A Jazz Funeral For Uncle Tom takes work to read. It seemed sparse at first: 60 pages, many of them fragments pasted as if in a scrapbook next to photos of grinning lips, a hand holding a knife, someone fixing their hair. But the poems themselves are dripping with images, with winding, wending sentences that pivot on certain words to twirl around fear, love, hate, and loss. Holiday wheels from Jim Crow to Justin Bieber, drawing from centuries of Black experience for her lyric and prose fragments.
The character Uncle Tom is most vividly seen in those fragments, where a voice speaks to him in short exchanges that range from concrete to surreal. But the Uncle Tom that has roamed Black America for centuries is given new life in interrogations of modern consumerism, of the consumption of Black bodies that hunger to be eaten whole. Holiday digs into toxic masculinity, too — Uncle Tom (the character) earned his freedom from slavery “dancing as a stripper for his white slave mistresses,” and as a freeman continues to serve white women while beating his Black wife. Uncle Tom (the concept) offers himself and a microphone to be swallowed by eager milky mouths, only to go home and tear apart a woman who loves him.
Through it all, Harmony Holiday plays with language by, among other things, code-switching within her work: “so much time wasted trying to prove that hell exists it’d be faster if you’d just up and go there with yo eclectic taste having nirvana meets sade loving ass”. Seeing such a close approximation of the way I speak — jazz references and poetic turns of phrase included — was both a shock and a delight. Holiday paints elaborate images of front porches and church pews with nuance and grace, her voice shining through to highlight not only her experience, but those of so many Black women today.

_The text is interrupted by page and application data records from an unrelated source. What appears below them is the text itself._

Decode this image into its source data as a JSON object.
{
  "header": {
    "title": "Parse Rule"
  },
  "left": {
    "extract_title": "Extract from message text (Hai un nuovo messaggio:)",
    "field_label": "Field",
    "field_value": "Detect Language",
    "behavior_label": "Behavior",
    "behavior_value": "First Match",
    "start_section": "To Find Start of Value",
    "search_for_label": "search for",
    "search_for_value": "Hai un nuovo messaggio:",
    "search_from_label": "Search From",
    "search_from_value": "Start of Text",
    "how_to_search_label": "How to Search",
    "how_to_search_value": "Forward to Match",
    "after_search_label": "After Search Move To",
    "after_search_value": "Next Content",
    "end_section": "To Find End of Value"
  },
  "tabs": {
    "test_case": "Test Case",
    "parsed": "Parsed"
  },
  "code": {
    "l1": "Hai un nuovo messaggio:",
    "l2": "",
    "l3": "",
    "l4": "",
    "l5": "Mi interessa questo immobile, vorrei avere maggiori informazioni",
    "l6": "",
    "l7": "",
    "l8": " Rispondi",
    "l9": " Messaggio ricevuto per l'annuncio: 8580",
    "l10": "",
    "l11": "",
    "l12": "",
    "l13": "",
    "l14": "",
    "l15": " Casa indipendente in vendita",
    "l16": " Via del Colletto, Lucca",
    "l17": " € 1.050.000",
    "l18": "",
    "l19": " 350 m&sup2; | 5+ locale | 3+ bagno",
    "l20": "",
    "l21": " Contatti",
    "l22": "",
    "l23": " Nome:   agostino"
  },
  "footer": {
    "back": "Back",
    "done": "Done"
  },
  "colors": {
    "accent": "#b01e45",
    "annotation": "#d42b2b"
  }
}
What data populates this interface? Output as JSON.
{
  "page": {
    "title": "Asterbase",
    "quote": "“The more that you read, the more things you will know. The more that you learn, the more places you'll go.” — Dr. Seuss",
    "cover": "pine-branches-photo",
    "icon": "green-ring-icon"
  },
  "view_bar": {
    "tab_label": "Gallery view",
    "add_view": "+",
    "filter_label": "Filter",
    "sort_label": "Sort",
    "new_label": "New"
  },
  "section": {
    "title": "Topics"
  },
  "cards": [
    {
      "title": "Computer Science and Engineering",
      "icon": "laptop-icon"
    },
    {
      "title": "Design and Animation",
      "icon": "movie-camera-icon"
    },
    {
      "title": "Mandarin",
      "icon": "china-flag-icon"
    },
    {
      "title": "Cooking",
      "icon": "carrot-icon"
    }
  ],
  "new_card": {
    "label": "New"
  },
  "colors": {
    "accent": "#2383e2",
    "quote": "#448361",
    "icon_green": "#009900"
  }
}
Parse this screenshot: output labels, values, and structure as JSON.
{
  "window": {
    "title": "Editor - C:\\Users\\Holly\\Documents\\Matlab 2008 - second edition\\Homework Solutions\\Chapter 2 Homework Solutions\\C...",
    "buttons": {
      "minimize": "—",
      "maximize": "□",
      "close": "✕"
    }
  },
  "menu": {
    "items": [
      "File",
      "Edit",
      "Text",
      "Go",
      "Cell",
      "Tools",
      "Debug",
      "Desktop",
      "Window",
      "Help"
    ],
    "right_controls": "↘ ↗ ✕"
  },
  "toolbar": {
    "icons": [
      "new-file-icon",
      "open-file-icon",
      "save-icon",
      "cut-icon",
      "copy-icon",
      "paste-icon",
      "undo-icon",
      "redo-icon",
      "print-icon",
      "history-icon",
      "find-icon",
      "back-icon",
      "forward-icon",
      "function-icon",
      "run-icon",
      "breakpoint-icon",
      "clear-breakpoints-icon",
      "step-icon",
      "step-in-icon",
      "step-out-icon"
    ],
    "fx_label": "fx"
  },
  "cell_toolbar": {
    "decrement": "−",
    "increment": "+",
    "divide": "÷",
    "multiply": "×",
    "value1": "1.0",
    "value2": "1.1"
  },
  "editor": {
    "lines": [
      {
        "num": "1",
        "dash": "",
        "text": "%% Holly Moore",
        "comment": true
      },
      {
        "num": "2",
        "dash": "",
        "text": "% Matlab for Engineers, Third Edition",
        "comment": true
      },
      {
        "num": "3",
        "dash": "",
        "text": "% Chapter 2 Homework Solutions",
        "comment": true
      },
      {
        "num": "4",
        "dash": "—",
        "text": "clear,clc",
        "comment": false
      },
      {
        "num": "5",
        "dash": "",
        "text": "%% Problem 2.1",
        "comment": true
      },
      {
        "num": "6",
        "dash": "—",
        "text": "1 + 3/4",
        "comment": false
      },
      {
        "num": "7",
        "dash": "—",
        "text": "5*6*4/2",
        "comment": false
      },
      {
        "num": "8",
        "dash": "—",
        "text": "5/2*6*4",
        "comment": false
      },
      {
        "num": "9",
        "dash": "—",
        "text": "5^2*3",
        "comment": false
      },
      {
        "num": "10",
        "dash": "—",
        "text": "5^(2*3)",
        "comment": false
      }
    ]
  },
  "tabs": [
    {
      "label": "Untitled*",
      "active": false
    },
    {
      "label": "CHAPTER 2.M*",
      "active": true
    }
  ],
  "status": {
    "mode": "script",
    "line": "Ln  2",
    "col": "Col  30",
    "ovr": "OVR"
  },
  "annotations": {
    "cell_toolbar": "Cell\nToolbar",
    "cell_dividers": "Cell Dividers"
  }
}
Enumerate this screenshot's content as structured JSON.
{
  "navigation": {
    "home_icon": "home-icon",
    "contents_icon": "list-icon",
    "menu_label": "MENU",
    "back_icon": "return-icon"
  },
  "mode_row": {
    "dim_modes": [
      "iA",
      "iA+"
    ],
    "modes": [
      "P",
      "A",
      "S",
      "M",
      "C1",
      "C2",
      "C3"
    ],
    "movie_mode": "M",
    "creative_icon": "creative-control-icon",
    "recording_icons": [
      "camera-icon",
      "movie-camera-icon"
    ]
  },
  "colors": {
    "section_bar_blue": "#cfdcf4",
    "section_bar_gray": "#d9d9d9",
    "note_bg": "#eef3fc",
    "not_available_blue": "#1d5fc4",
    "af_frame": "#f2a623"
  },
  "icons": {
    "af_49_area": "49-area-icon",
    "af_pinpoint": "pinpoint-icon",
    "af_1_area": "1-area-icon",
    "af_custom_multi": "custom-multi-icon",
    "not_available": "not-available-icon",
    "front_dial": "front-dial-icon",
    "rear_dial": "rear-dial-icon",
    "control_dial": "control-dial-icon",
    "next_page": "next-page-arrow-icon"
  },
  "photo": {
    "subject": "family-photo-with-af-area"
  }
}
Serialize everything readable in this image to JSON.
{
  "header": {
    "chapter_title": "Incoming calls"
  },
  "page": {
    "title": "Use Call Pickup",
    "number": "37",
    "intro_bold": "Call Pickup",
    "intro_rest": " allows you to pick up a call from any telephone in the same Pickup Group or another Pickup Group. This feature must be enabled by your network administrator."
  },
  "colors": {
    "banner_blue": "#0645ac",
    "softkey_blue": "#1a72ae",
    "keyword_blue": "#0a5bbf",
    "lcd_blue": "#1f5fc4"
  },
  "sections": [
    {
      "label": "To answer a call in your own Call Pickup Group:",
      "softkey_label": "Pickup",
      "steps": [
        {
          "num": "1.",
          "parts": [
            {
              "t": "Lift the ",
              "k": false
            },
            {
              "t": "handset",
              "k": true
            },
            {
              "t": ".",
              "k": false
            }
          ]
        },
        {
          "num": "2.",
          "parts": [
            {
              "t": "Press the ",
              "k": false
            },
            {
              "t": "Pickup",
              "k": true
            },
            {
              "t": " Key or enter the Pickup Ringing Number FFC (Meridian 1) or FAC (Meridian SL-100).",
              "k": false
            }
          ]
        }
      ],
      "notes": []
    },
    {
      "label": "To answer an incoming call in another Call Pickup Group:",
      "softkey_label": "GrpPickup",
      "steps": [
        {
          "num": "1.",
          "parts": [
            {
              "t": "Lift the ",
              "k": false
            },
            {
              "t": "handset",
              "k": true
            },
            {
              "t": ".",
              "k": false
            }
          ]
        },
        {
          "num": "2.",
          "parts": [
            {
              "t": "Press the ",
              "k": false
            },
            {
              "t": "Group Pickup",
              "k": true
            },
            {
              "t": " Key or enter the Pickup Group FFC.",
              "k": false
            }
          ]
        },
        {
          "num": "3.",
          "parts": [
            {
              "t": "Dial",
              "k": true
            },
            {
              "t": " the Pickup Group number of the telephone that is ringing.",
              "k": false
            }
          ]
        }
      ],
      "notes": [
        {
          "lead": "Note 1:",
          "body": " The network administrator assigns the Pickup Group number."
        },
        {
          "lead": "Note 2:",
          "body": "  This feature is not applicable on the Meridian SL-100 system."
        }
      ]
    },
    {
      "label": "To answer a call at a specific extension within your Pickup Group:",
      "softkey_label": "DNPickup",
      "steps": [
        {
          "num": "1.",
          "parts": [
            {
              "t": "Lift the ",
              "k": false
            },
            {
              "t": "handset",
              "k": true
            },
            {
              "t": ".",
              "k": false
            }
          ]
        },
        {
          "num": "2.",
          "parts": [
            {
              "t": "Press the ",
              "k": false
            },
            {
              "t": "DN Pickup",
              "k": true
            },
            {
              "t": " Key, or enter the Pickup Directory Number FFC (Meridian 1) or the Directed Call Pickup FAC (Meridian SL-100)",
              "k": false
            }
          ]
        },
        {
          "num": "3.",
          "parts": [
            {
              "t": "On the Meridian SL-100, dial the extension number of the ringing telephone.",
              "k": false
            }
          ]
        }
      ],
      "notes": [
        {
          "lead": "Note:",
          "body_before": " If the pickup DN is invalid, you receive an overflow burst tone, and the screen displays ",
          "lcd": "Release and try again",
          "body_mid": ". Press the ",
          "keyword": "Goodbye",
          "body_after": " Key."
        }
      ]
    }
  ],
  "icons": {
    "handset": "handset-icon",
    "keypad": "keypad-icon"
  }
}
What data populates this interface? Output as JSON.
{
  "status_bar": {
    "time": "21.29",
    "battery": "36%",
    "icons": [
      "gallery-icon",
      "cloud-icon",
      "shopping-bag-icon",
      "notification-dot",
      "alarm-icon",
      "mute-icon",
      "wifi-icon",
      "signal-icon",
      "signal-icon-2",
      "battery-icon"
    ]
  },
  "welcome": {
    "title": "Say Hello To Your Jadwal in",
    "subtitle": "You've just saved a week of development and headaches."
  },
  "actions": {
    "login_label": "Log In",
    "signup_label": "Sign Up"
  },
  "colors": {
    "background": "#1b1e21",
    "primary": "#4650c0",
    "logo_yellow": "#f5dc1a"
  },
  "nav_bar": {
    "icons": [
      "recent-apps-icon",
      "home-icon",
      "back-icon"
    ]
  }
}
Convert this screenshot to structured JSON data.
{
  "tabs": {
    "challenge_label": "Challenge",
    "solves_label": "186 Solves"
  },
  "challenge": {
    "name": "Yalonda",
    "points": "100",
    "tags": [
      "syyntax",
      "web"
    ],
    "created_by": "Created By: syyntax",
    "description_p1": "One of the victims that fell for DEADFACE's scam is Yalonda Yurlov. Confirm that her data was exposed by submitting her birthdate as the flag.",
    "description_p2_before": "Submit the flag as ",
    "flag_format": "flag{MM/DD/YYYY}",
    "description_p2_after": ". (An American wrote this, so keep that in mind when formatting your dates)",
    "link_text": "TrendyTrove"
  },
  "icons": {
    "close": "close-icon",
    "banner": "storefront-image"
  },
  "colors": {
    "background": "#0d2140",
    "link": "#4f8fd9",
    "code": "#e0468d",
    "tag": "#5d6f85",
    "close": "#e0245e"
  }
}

A Jazz Funeral For Uncle Tom is still not entirely accessible to me, however. There are references to historical events, to musicians, to people and places I have never heard of before. But the allure of Harmony Holiday’s intricate prose and poetry has me hungry for a deeper understanding that I fully intend to gain. This is certainly not a book for everyone: if you do not have the patience for this dense, at times obscure, poetry, maybe this is not a good fit for you. But if you’re into jazz, Black womanhood, and lines that go for the throat like “In what season do we decide that being eaten is a better fate than being craved,” then I think it’s time you read this book.